**TASK PROMPT:** For every line in the material below that holds "holding", report the line.

**RECORDS TO USE:**
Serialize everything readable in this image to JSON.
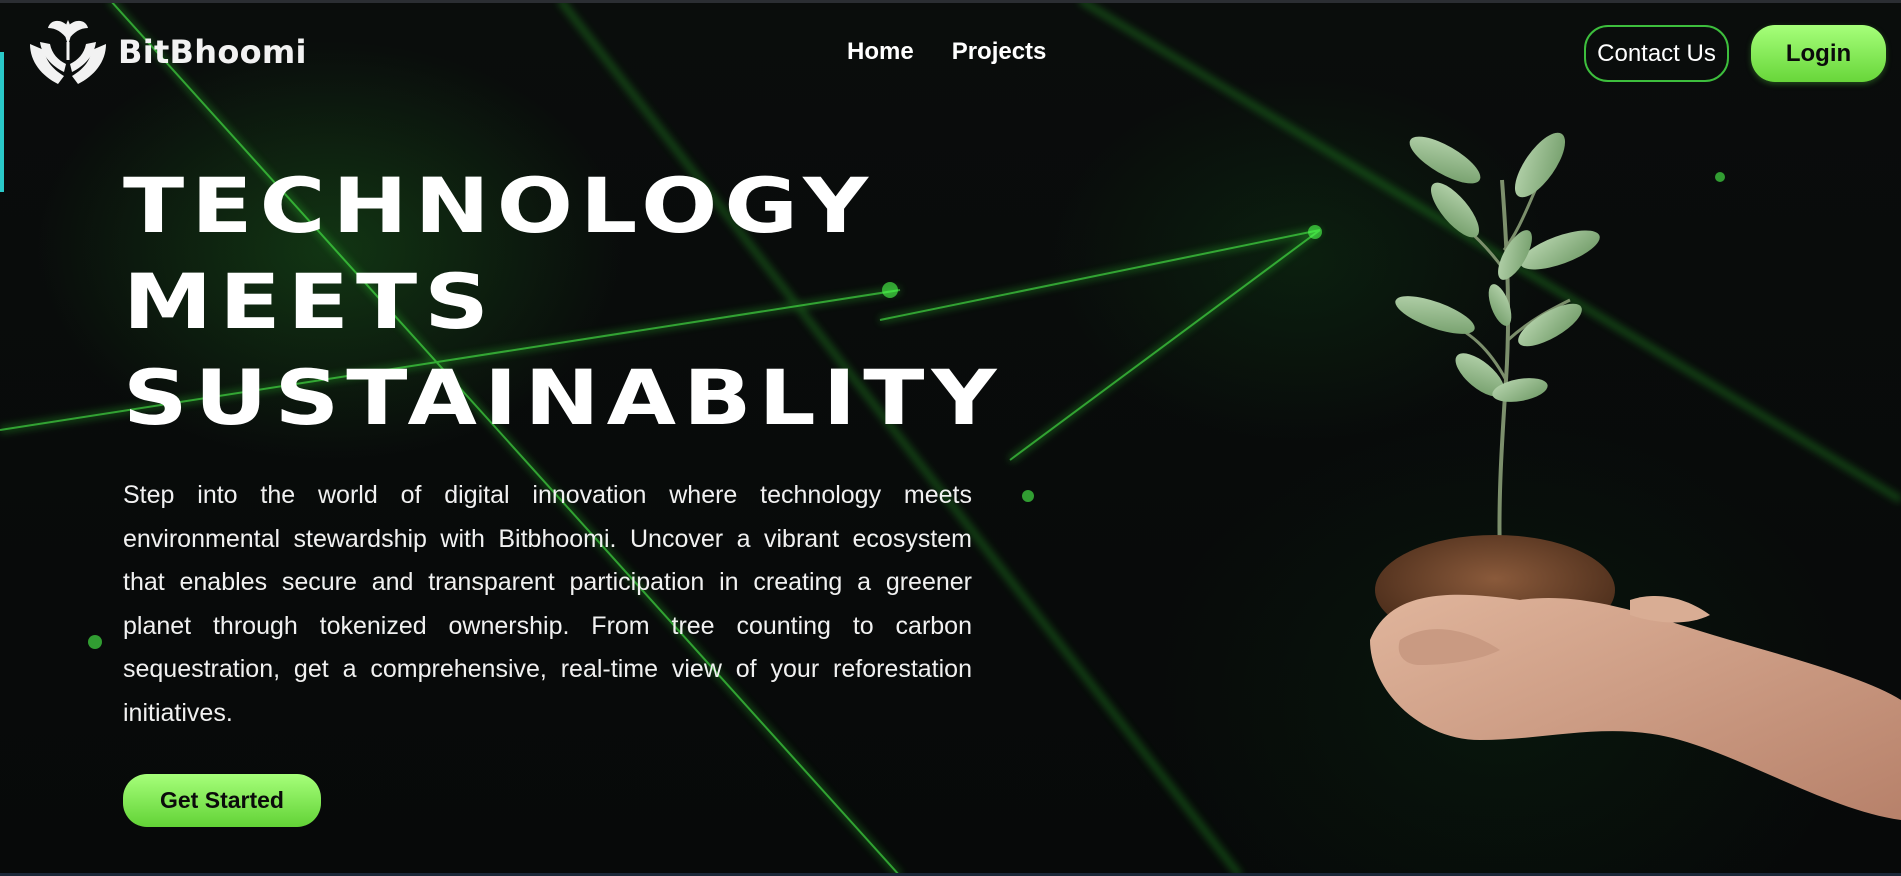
{
  "brand": {
    "name": "BitBhoomi",
    "logo_icon": "hands-holding-sprout-icon"
  },
  "nav": {
    "links": [
      {
        "label": "Home"
      },
      {
        "label": "Projects"
      }
    ],
    "contact_label": "Contact Us",
    "login_label": "Login"
  },
  "hero": {
    "headline_lines": [
      "TECHNOLOGY",
      "MEETS",
      "SUSTAINABLITY"
    ],
    "description": "Step into the world of digital innovation where technology meets environmental stewardship with Bitbhoomi. Uncover a vibrant ecosystem that enables secure and transparent participation in creating a greener planet through tokenized ownership. From tree counting to carbon sequestration, get a comprehensive, real-time view of your reforestation initiatives.",
    "cta_label": "Get Started",
    "image_icon": "hands-holding-seedling-icon"
  },
  "colors": {
    "accent_green": "#7ee85a",
    "contact_border": "#3dbe3d",
    "background": "#07090a",
    "edge_accent": "#2ac9c9"
  }
}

**ANSWER TO THIS TASK:**
    "logo_icon": "hands-holding-sprout-icon"
    "image_icon": "hands-holding-seedling-icon"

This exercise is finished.